▸ Listed entries:
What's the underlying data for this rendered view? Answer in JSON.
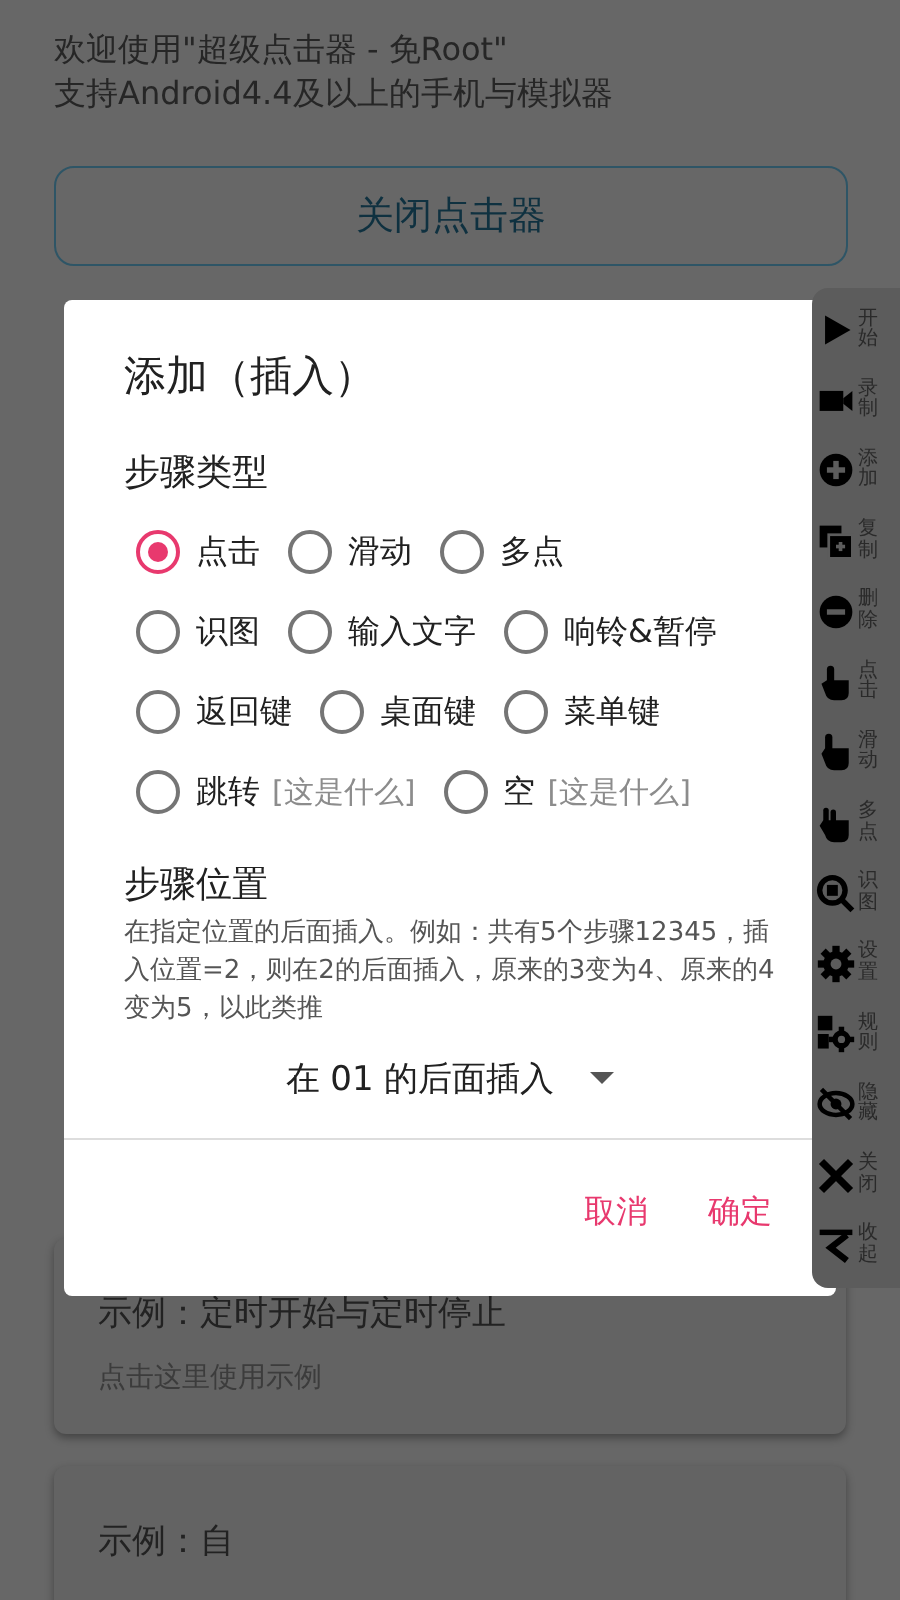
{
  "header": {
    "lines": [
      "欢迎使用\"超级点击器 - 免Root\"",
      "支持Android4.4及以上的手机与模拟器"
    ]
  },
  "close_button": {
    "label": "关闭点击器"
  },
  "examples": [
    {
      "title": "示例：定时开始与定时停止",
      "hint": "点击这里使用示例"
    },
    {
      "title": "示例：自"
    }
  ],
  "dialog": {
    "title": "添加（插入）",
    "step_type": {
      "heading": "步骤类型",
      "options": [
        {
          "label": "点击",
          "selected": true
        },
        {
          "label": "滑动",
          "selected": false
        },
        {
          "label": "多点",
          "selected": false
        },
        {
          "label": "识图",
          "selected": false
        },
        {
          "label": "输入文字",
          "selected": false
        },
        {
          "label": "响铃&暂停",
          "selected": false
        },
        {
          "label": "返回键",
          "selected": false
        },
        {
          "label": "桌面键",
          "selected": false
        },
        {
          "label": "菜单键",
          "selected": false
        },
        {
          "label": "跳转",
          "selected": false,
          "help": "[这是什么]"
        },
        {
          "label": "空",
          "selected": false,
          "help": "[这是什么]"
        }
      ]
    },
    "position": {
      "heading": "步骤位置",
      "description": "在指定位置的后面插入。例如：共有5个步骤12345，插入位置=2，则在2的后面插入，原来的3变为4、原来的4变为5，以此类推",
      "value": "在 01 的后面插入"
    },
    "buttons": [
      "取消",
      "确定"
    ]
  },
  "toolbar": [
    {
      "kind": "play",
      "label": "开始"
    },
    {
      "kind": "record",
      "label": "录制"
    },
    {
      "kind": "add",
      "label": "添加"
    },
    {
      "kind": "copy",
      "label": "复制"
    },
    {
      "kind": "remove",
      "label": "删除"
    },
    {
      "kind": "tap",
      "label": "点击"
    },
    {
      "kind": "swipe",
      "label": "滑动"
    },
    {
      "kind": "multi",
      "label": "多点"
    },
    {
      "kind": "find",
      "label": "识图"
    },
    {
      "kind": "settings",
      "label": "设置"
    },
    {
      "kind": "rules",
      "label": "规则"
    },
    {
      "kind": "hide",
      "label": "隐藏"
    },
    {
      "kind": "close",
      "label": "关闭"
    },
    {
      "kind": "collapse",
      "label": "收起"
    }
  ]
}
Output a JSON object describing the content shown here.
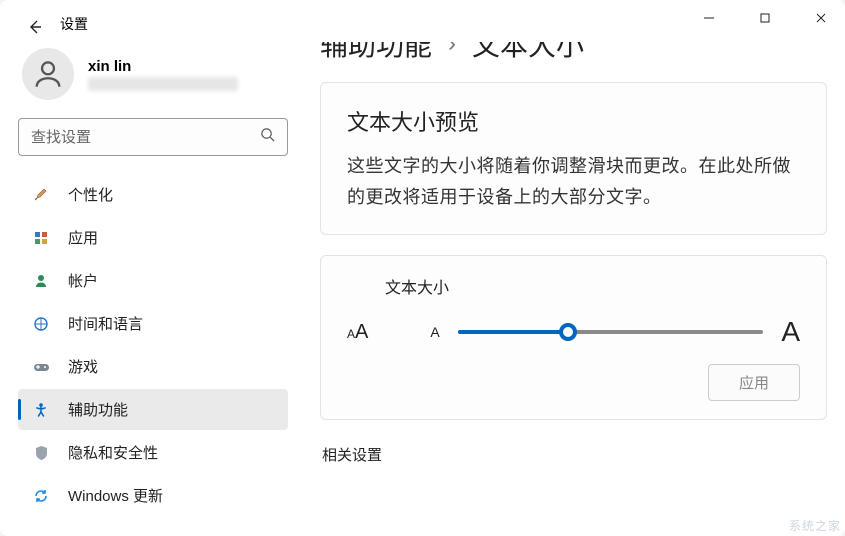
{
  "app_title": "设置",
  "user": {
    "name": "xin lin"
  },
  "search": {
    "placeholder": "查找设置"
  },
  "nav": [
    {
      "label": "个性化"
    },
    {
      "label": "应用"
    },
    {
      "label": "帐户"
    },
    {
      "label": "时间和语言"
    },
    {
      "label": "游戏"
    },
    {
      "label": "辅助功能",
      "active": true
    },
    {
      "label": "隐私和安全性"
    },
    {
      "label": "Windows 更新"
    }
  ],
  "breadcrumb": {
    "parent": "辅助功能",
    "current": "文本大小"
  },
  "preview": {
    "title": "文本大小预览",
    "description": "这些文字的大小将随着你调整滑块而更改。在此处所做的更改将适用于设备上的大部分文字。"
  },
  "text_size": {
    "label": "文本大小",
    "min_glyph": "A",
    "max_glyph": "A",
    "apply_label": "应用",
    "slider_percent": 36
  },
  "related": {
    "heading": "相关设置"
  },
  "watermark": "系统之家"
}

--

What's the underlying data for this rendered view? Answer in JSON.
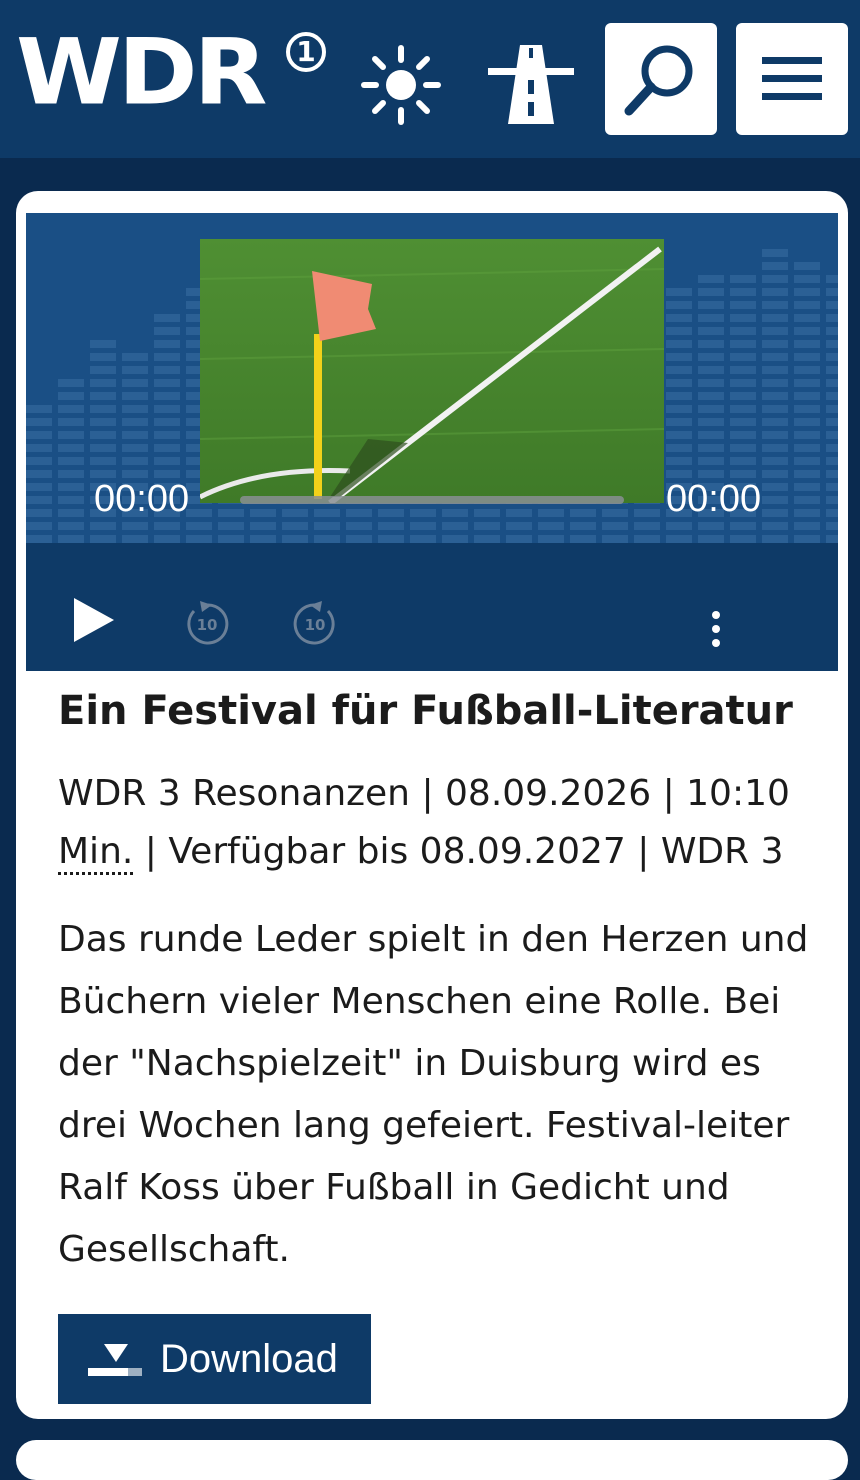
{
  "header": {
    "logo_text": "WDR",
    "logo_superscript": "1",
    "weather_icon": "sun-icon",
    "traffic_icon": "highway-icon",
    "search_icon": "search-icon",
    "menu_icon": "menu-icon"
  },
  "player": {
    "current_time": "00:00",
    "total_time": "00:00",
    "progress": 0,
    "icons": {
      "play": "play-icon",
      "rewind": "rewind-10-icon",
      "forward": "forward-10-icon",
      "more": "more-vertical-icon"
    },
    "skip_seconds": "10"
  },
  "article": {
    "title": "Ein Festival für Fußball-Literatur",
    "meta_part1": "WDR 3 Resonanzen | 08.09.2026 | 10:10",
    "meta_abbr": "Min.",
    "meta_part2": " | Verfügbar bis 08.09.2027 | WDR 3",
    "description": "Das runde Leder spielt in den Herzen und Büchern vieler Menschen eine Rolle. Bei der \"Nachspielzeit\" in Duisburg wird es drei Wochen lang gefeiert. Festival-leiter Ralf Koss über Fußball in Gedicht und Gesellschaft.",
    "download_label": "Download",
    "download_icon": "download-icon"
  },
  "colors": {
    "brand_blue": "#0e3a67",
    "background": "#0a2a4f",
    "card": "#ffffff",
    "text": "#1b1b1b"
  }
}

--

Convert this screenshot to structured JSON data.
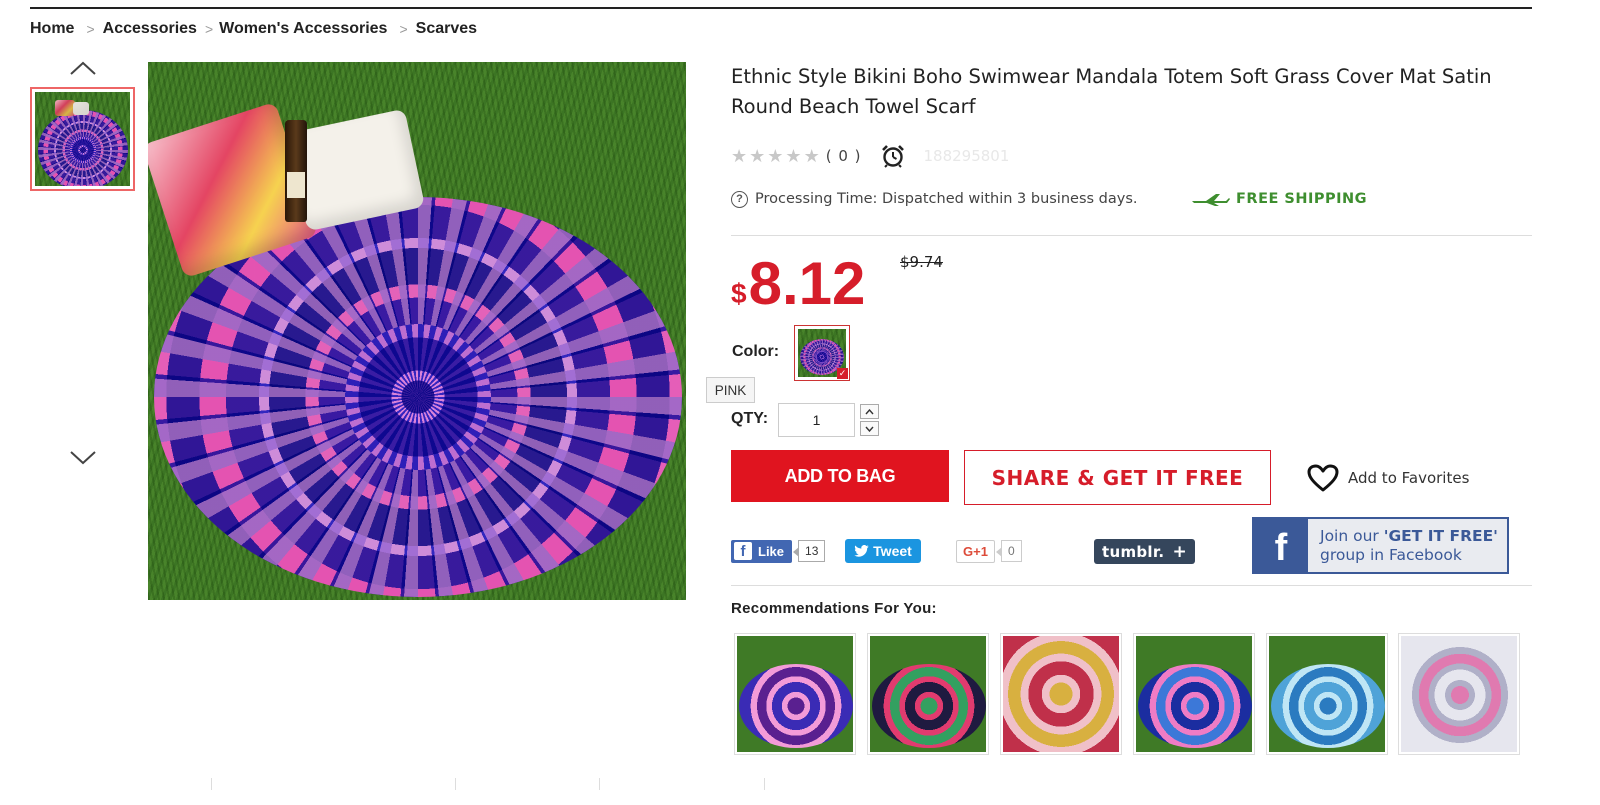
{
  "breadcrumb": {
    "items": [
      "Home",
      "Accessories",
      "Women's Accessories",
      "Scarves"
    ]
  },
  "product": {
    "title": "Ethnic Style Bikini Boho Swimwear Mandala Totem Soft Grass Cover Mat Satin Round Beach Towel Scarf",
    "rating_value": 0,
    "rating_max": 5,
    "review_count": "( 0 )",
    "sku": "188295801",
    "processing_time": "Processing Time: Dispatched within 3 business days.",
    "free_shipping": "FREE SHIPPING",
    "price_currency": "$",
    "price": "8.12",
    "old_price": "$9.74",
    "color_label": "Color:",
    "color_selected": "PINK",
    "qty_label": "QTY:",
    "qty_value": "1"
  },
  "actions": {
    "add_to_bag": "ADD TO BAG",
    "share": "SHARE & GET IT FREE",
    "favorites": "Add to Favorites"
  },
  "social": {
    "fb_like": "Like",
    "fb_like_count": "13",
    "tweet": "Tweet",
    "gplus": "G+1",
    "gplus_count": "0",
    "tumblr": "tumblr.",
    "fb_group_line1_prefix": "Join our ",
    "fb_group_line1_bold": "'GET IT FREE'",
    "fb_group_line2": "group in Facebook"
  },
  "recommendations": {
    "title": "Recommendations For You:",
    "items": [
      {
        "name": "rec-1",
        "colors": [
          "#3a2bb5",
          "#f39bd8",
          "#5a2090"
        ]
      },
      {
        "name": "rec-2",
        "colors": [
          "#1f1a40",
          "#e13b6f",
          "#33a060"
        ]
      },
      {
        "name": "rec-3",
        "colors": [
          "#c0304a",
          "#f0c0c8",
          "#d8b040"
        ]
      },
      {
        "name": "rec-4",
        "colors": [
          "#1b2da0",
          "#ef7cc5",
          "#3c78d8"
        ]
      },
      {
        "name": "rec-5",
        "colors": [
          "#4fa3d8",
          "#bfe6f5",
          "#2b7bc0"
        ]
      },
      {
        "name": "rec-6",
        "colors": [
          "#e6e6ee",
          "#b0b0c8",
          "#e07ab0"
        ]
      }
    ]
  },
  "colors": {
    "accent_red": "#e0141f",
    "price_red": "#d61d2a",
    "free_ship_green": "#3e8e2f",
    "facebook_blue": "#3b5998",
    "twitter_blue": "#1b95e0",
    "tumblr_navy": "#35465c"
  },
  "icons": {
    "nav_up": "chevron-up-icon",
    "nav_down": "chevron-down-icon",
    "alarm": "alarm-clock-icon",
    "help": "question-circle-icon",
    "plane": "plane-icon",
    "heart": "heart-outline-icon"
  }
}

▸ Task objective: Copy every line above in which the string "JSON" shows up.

▸ The answer:
What's the underlying data for this rendered view? Answer in JSON.
Output a JSON object describing the content shown here.
What's the underlying data for this rendered view? Answer in JSON.
Convert this screenshot to structured JSON data.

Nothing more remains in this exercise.